The EU-UK Trade Cooperation Agreement (TCA) unsurprisingly contains extensive provisions regarding data protection.

First: the good news. The TCA stipulates that, in principle, data transfers between the European Economic Area (EEA), which includes the 27 EU member states, and the UK will not be considered as transfers between the EEA and a so-called third country (Article FINPROV.10A(1) and (2) of the TCA). 

Without such a provision, transfers from the EU to the UK would only have been possible on the basis of a so-called adequacy decision by the EU Commission (which is not yet in place), Standard Contractual Clauses, Binding Corporate Rules or, if permitted, under one of the derogations in accordance with Article 49 of the EU General Data Protection Regulation (GDPR).

The TCA provides for two qualifications to the principle of the free flow of personal data:

  1. The principle only applies for a 'specified period', which starts on the entry into force of the TCA and ends on the earlier of:
    • the date of the passing of an adequacy decision by the EU Commission in accordance with Article 36(3) of the Data Protection Law Enforcement Directive ((EU) 2016/680) and Article 45(3) of the GDPR; and
    • 1 July 2021 (unless a party objects, in which case this date is moved forward to 1 May 2021). The (theoretical) problem here is that the TCA enters into force only after having been adopted by the EU Council and the EU Parliament. However, Article FINPROV.11 of the TCA stipulates that the TCA 'provisionally' applies until the 28 February 2021 or any other period determined by the Partnership Council, the body comprised of members of the UK and the EU (Article INST.1). There is no reason to believe that supervisory authorities in the EU will not respect such a provisional application.
  2. The principle only applies if the data protection legislation applicable in the UK on 31 December 2020 (as incorporated in the UK European Withdrawal Act and as modified by the Data Protection, Privacy and Electronic Communications (Amendments etc) (EU Exit) Regulations 2019) continues to apply and the UK does not exercise the 'designated powers' with the approval of the EU. ('Designated powers' are the powers to make amendments to certain UK data protection rules as specified in Article FINPROV.10A(3).)

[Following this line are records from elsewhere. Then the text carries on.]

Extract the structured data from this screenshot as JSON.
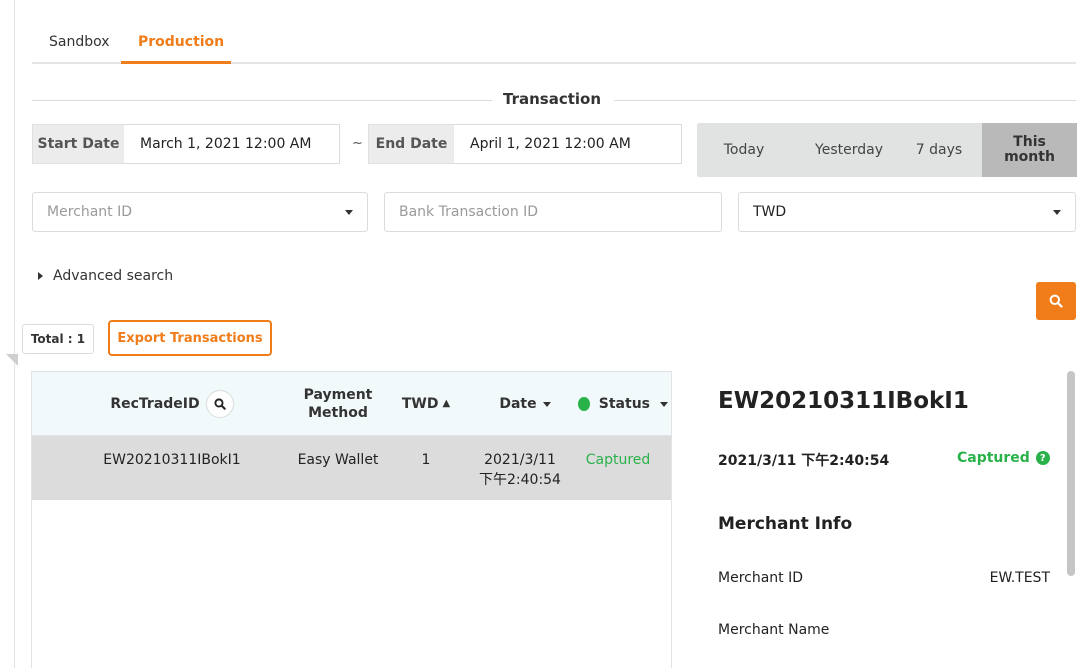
{
  "tabs": [
    {
      "label": "Sandbox",
      "active": false
    },
    {
      "label": "Production",
      "active": true
    }
  ],
  "section_title": "Transaction",
  "date_range": {
    "start_label": "Start Date",
    "start_value": "March 1, 2021 12:00 AM",
    "separator": "~",
    "end_label": "End Date",
    "end_value": "April 1, 2021 12:00 AM"
  },
  "quick_ranges": [
    {
      "label": "Today",
      "active": false
    },
    {
      "label": "Yesterday",
      "active": false
    },
    {
      "label": "7 days",
      "active": false
    },
    {
      "label": "This month",
      "active": true
    }
  ],
  "filters": {
    "merchant_placeholder": "Merchant ID",
    "bank_txn_placeholder": "Bank Transaction ID",
    "currency_value": "TWD"
  },
  "advanced_search_label": "Advanced search",
  "total_label": "Total : 1",
  "export_label": "Export Transactions",
  "table": {
    "columns": {
      "rec_trade_id": "RecTradeID",
      "payment_method": "Payment Method",
      "amount": "TWD",
      "date": "Date",
      "status": "Status"
    },
    "rows": [
      {
        "rec_trade_id": "EW20210311IBokI1",
        "payment_method": "Easy Wallet",
        "amount": "1",
        "date_line1": "2021/3/11",
        "date_line2": "下午2:40:54",
        "status": "Captured"
      }
    ]
  },
  "detail": {
    "title": "EW20210311IBokI1",
    "datetime": "2021/3/11 下午2:40:54",
    "status": "Captured",
    "merchant_info_heading": "Merchant Info",
    "merchant_id_label": "Merchant ID",
    "merchant_id_value": "EW.TEST",
    "merchant_name_label": "Merchant Name"
  },
  "colors": {
    "accent": "#f07d1a",
    "success": "#2ab24a",
    "table_header_bg": "#f2f9fb",
    "selected_row_bg": "#dcdcdc"
  },
  "icons": [
    "search-icon",
    "sort-updown-icon",
    "sort-down-icon",
    "chevron-down-icon",
    "help-circle-icon",
    "triangle-right-icon"
  ]
}
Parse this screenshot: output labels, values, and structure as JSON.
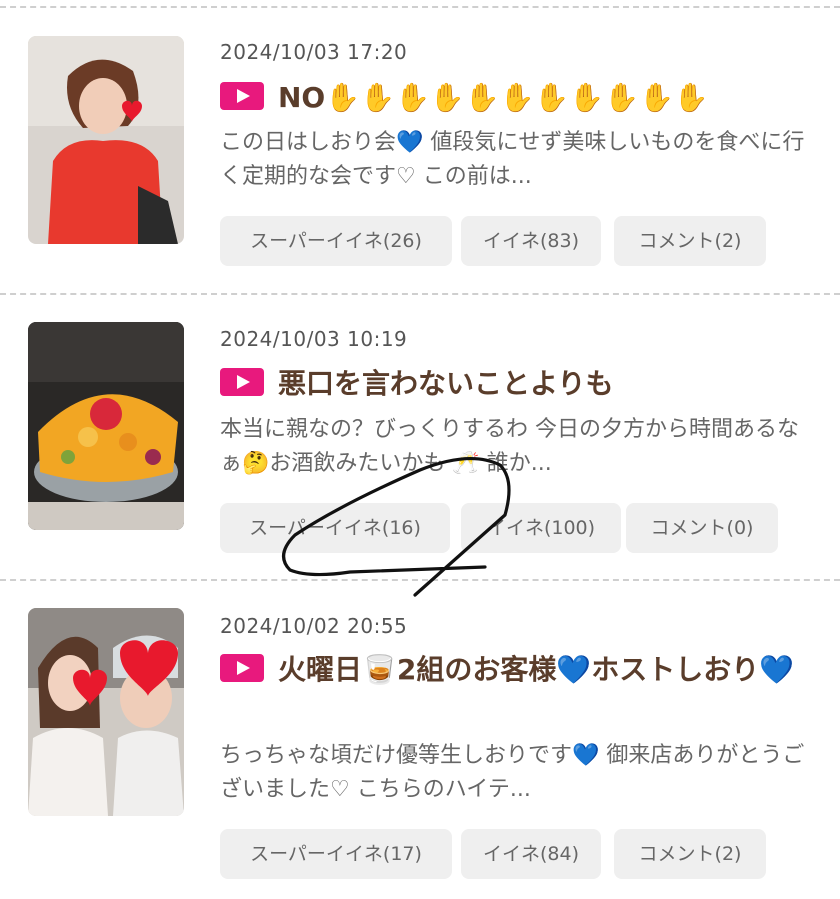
{
  "posts": [
    {
      "date": "2024/10/03 17:20",
      "title": "NO✋✋✋✋✋✋✋✋✋✋✋",
      "excerpt": "この日はしおり会💙 値段気にせず美味しいものを食べに行く定期的な会です♡ この前は...",
      "super_like": "スーパーイイネ(26)",
      "like": "イイネ(83)",
      "comment": "コメント(2)"
    },
    {
      "date": "2024/10/03 10:19",
      "title": "悪口を言わないことよりも",
      "excerpt": "本当に親なの？びっくりするわ 今日の夕方から時間あるなぁ🤔お酒飲みたいかも 🥂 誰か...",
      "super_like": "スーパーイイネ(16)",
      "like": "イイネ(100)",
      "comment": "コメント(0)"
    },
    {
      "date": "2024/10/02 20:55",
      "title": "火曜日🥃2組のお客様💙ホストしおり💙",
      "excerpt": "ちっちゃな頃だけ優等生しおりです💙 御来店ありがとうございました♡ こちらのハイテ...",
      "super_like": "スーパーイイネ(17)",
      "like": "イイネ(84)",
      "comment": "コメント(2)"
    }
  ],
  "colors": {
    "badge": "#e8197d",
    "title": "#5a3d2b",
    "button_bg": "#efefef"
  },
  "icons": [
    "play-badge-icon",
    "heart-sticker-icon"
  ]
}
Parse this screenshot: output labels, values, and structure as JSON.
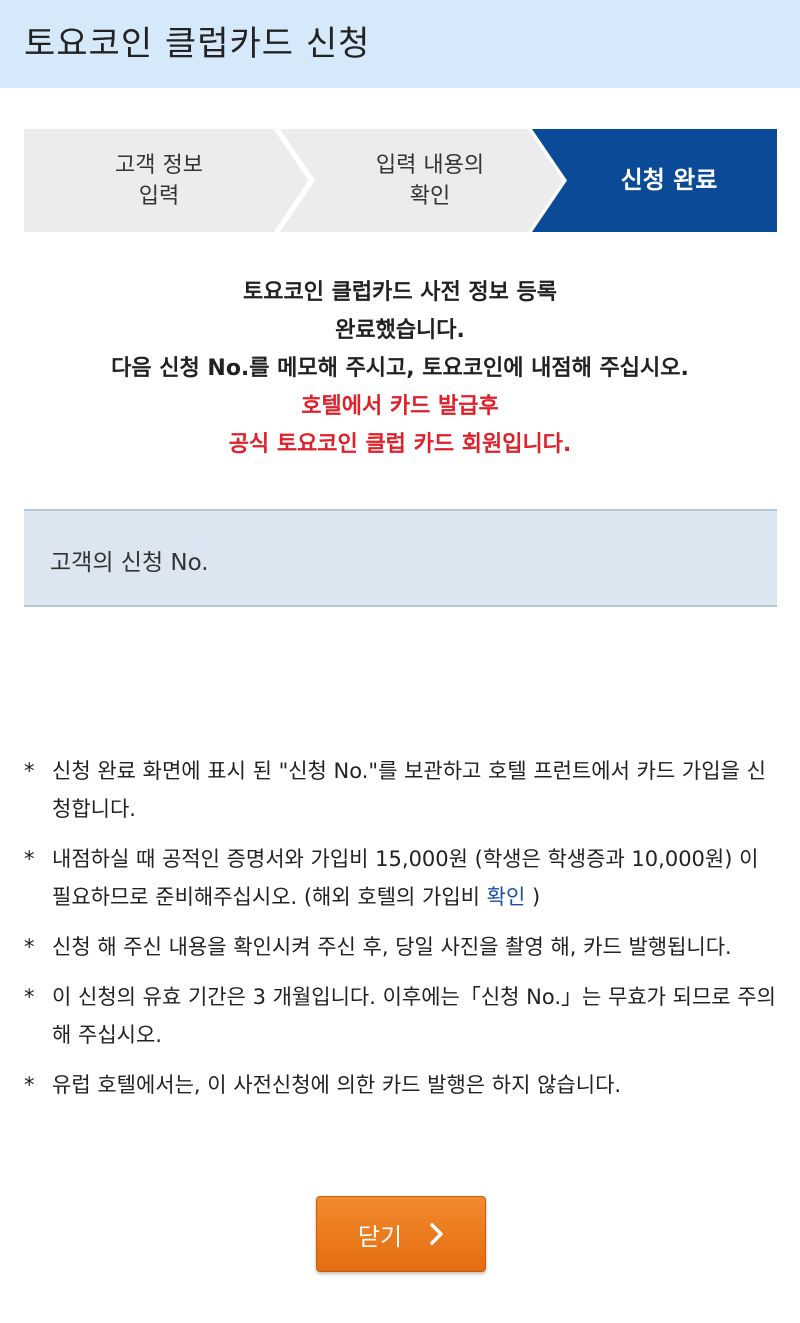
{
  "header": {
    "title": "토요코인 클럽카드 신청"
  },
  "steps": [
    {
      "line1": "고객 정보",
      "line2": "입력"
    },
    {
      "line1": "입력 내용의",
      "line2": "확인"
    },
    {
      "line1": "신청 완료",
      "line2": ""
    }
  ],
  "colors": {
    "step_inactive": "#ececec",
    "step_active": "#0b4a96",
    "accent_red": "#e0202a",
    "button": "#ee7b22"
  },
  "message": {
    "line1": "토요코인 클럽카드 사전 정보 등록",
    "line2": "완료했습니다.",
    "line3": "다음 신청 No.를 메모해 주시고, 토요코인에 내점해 주십시오.",
    "red_line1": "호텔에서 카드 발급후",
    "red_line2": "공식 토요코인 클럽 카드 회원입니다."
  },
  "application": {
    "label": "고객의 신청 No."
  },
  "notes": {
    "bullet": "*",
    "n1": "신청 완료 화면에 표시 된 \"신청 No.\"를 보관하고 호텔 프런트에서 카드 가입을 신청합니다.",
    "n2_before": "내점하실 때 공적인 증명서와 가입비 15,000원 (학생은 학생증과 10,000원) 이 필요하므로 준비해주십시오. (해외 호텔의 가입비 ",
    "n2_link": "확인",
    "n2_after": " )",
    "n3": "신청 해 주신 내용을 확인시켜 주신 후, 당일 사진을 촬영 해, 카드 발행됩니다.",
    "n4": "이 신청의 유효 기간은 3 개월입니다. 이후에는「신청 No.」는 무효가 되므로 주의해 주십시오.",
    "n5": "유럽 호텔에서는, 이 사전신청에 의한 카드 발행은 하지 않습니다."
  },
  "close_button": {
    "label": "닫기",
    "icon": "chevron-right-icon"
  }
}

The TCA does not include any provision regarding the transfer of personal data from the UK to the EU. However, the UK Information Commissioner's Office treats all EEA jurisdictions, and all jurisdictions with an existing adequacy decision from the EU Commission, as having an adequate level data protection. The UK government has also specifically stated that there are no changes to the way UK organisations transfer personal data to the EU/EEA.

Another piece of good news is the clear commitment to ensure the free flow of data to facilitate trade in the digital economy. The TCA provides for a prohibition of data-localisation requirements or the requirement to only use facilities located on the territories of a party for the processing of data (Article DIGIT.6).

The TCA emphasises the importance of data protection and the willingness of the parties to ensure a high level of data protection:

  • 'The Parties affirm their commitment to ensuring a high level of personal data protection. They shall endeavour to work together to promote high international standards.' (Article COMPROV.10(1))
  • 'The Parties recognise that individuals have a right to the protection of personal data and privacy and that high standards in this regard contribute to trust in the digital economy and to the development of trade, and are a key enabler for effective law enforcement cooperation. To that end, the Parties shall undertake to respect, each in the framework of their respective laws and regulations, the commitments they have made in this Agreement in connection with that right.' (Article COMPROV.10(2))

At the same time, the TCA provides for the right of the parties to adopt privacy and data protection as well as cyber-security regulation within their respective territories in general (Article SERVIN.1.1(2); Article GRP.1(3h)) and for certain areas specifically (Article DIGIT.3). 

The parties recognise that such regulation may result in more fundamental discrepancies between the different data protection regimes. Therefore, the TCA provides, for example, for the right of the parties to suspend the part (or individual titles) of the TCA on law enforcement and judicial co-operation 'in the event of serious and systemic deficiencies within one Party as regards the protection of personal data' (Article LAW.OTHER.137(2))

Very specific rules, largely reflecting the fundamental principles of the GDPR, apply, for example, in the areas of law enforcement and judicial co-operation in criminal matters (Article LAW.GEN.4), the exchange of passenger information (Article LAW.PNR.20 et seq.) and the exchange of DNA, fingerprints and vehicle registration data.